Firefox Marketing Project, Week 2

Thursday July 15th, 2004

Blake Ross writes: "Many thanks to everyone who participated in our first marketing project. As I write this, 1369 people have given Firefox a 96% approval rating, and 1220 people have rated it straight fives across the board. Firefox is now on the most popular list, above other heavyweights like MSN Messenger, AIM, and Winamp. This was an amazing launch to our 'ten weeks, ten ideas, ten million downloads' community marketing campaign.

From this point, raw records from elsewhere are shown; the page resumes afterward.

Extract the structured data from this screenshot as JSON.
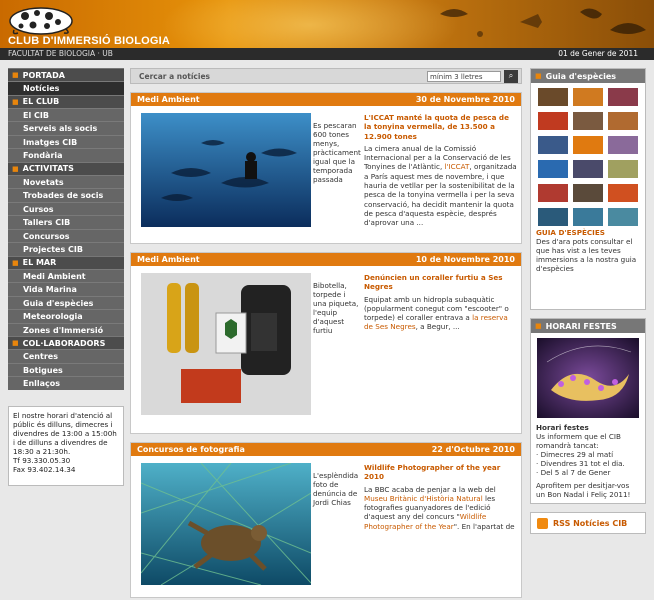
{
  "header": {
    "title": "CLUB D'IMMERSIÓ BIOLOGIA",
    "faculty": "FACULTAT DE BIOLOGIA · UB",
    "date": "01 de Gener de 2011"
  },
  "nav": {
    "sections": [
      {
        "label": "PORTADA",
        "items": [
          "Notícies"
        ]
      },
      {
        "label": "EL CLUB",
        "items": [
          "El CIB",
          "Serveis als socis",
          "Imatges CIB",
          "Fondària"
        ]
      },
      {
        "label": "ACTIVITATS",
        "items": [
          "Novetats",
          "Trobades de socis",
          "Cursos",
          "Tallers CIB",
          "Concursos",
          "Projectes CIB"
        ]
      },
      {
        "label": "EL MAR",
        "items": [
          "Medi Ambient",
          "Vida Marina",
          "Guia d'espècies",
          "Meteorologia",
          "Zones d'Immersió"
        ]
      },
      {
        "label": "COL·LABORADORS",
        "items": [
          "Centres",
          "Botigues",
          "Enllaços"
        ]
      }
    ],
    "info": "El nostre horari d'atenció al públic és dilluns, dimecres i divendres de 13:00 a 15:00h i de dilluns a divendres de 18:30 a 21:30h.",
    "phone": "Tf 93.330.05.30",
    "fax": "Fax 93.402.14.34"
  },
  "search": {
    "label": "Cercar a notícies",
    "placeholder": "mínim 3 lletres",
    "go": "⌕"
  },
  "news": [
    {
      "category": "Medi Ambient",
      "date": "30 de Novembre 2010",
      "caption": "Es pescaran 600 tones menys, pràcticament igual que la temporada passada",
      "title": "L'ICCAT manté la quota de pesca de la tonyina vermella, de 13.500 a 12.900 tones",
      "body_1": "La cimera anual de la Comissió Internacional per a la Conservació de les Tonyines de l'Atlàntic, ",
      "link": "l'ICCAT",
      "body_2": ", organitzada a París aquest mes de novembre, i que hauria de vetllar per la sostenibilitat de la pesca de la tonyina vermella i per la seva conservació, ha decidit mantenir la quota de pesca d'aquesta espècie, després d'aprovar una ..."
    },
    {
      "category": "Medi Ambient",
      "date": "10 de Novembre 2010",
      "caption": "Bibotella, torpede i una piqueta, l'equip d'aquest furtiu",
      "title": "Denúncien un coraller furtiu a Ses Negres",
      "body_1": "Equipat amb un hidropla subaquàtic (popularment conegut com \"escooter\" o torpede) el coraller entrava a ",
      "link": "la reserva de Ses Negres",
      "body_2": ", a Begur, ..."
    },
    {
      "category": "Concursos de fotografia",
      "date": "22 d'Octubre 2010",
      "caption": "L'esplèndida foto de denúncia de Jordi Chias",
      "title": "Wildlife Photographer of the year 2010",
      "body_1": "La BBC acaba de penjar a la web del ",
      "link": "Museu Britànic d'Història Natural",
      "body_2": " les fotografies guanyadores de l'edició d'aquest any del concurs \"",
      "link_2": "Wildlife Photographer of the Year",
      "body_3": "\". En l'apartat de"
    }
  ],
  "guia": {
    "heading": "Guia d'espècies",
    "title": "GUIA D'ESPÈCIES",
    "text": "Des d'ara pots consultar el que has vist a les teves immersions a la nostra guia d'espècies"
  },
  "horari": {
    "heading": "HORARI FESTES",
    "title": "Horari festes",
    "intro": "Us informem que el CIB romandrà tancat:",
    "lines": [
      "· Dimecres 29 al matí",
      "· Divendres 31 tot el dia.",
      "· Del 5 al 7 de Gener"
    ],
    "wish": "Aprofitem per desitjar-vos un Bon Nadal i Feliç 2011!"
  },
  "rss": {
    "label": "RSS Notícies CIB"
  },
  "colors": {
    "accent": "#e07a10",
    "link": "#c85a00",
    "nav_bg": "#666666"
  }
}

"For our second initiative, we're stepping it up a bit and asking you to help us manage the enormous volume of press coverage that our products enjoy daily. We're seeking to mobilize a team of determined individuals that can manage itself in identifying three types of press coverage — factually inaccurate stories, stories that don't mention Firefox or Thunderbird but should, and stories that are factually correct and balanced — and respond to them accordingly. A new mailing list will be used to coordinate daily activity; the team will be determined, focused, easily mobilized and not prone to the sort of long and aimless discussions that plague other lists. The Foundation's in-house press relations team will continue to handle the 'tier 1', most prominent stories, but for everything else we need your help. More information about the initiative and how you can help is available at my blog."

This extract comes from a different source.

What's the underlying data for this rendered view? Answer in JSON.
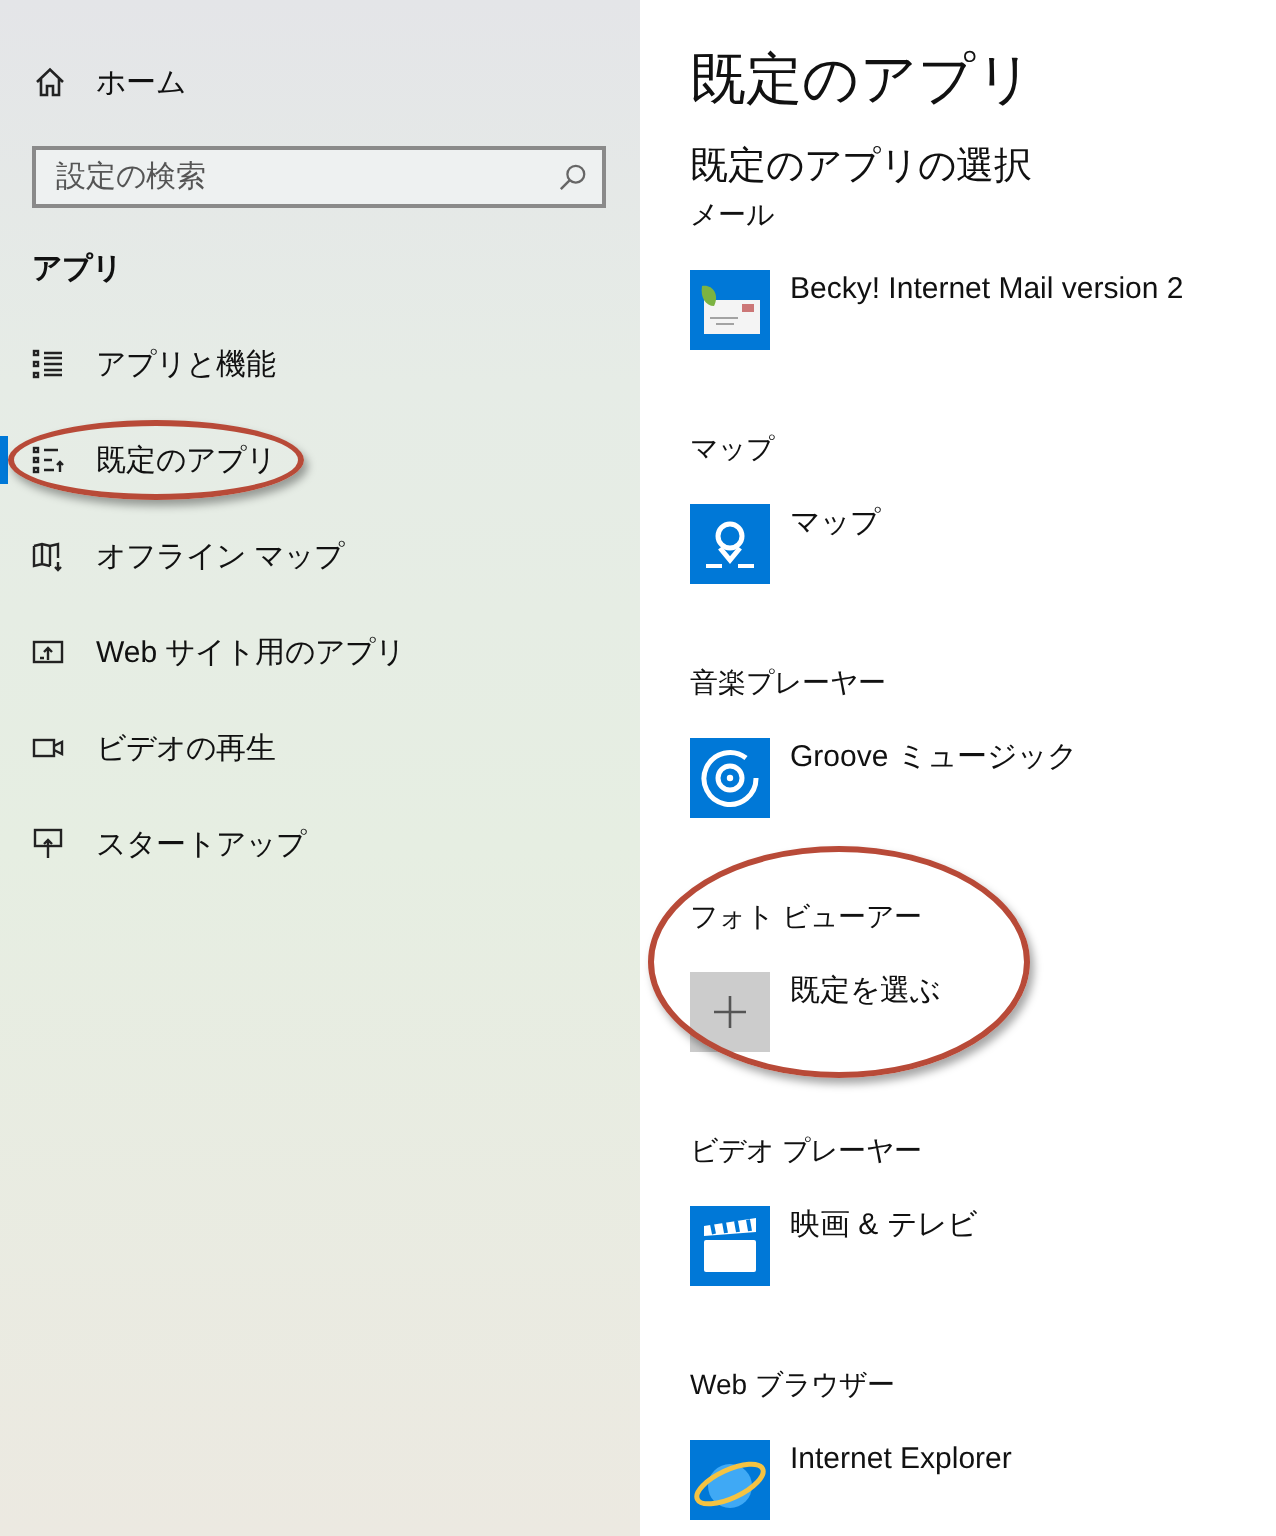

#21 Re: Re: Re: Quit your whiny bitching

by mr_anon

Friday July 16th, 2004 6:49 PM

You are replying to this message

Asa, do you actually mean to suggest that anyone you cannot name shouldn't bother to give you feedback you might disagree with?

I'm disgusted at the contempt you've shown to people who've given you criticism that's as constructive as it can be under the circumstances. That you don't recognise certain people posting anonymously as having done anything for Mozilla doesn't mean that they have done nothing: perhaps they reported a handful of bugs, maybe voted for some other bugs, answered a question on a forum, recommended the browser to friends or given feedback to a question on a blog; etc. Do you recognise every name in the Mozilla credits for example? Supporting Firefox at this level is somewhat more important than - um - taking issue with reviews that have a sensationalist headline, for example (people who regularly read Asa's blog will know what I mean, and guess where this week's Fight-Club-like "task" comes from).

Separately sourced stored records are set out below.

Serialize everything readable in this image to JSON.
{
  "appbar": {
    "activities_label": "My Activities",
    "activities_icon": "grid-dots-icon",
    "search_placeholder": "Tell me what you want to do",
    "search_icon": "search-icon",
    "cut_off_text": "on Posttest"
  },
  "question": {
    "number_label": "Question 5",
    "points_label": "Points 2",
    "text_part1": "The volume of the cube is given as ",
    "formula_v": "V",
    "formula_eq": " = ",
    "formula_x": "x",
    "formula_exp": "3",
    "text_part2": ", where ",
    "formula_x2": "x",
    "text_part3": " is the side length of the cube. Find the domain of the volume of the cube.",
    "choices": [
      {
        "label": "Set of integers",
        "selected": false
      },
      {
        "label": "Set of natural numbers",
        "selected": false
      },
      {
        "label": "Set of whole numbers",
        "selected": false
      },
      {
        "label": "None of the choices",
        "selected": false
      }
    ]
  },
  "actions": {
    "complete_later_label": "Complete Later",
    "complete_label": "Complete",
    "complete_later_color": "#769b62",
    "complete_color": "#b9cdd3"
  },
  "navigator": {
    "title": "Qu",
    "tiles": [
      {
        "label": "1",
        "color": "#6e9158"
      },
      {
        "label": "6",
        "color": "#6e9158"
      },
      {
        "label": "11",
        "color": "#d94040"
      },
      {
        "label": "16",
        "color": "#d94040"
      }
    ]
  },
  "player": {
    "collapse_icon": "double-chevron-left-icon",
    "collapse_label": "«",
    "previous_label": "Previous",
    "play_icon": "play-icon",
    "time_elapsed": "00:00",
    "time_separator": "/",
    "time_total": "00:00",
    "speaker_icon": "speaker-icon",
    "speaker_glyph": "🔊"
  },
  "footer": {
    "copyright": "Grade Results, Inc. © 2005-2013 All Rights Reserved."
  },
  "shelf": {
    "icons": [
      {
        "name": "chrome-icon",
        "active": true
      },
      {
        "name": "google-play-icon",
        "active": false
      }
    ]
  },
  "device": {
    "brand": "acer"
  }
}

I agree with all the posts under this thread, with the unfortunate exceptions of yours - although I do believe the Opera vs. Firefox review war to be petty.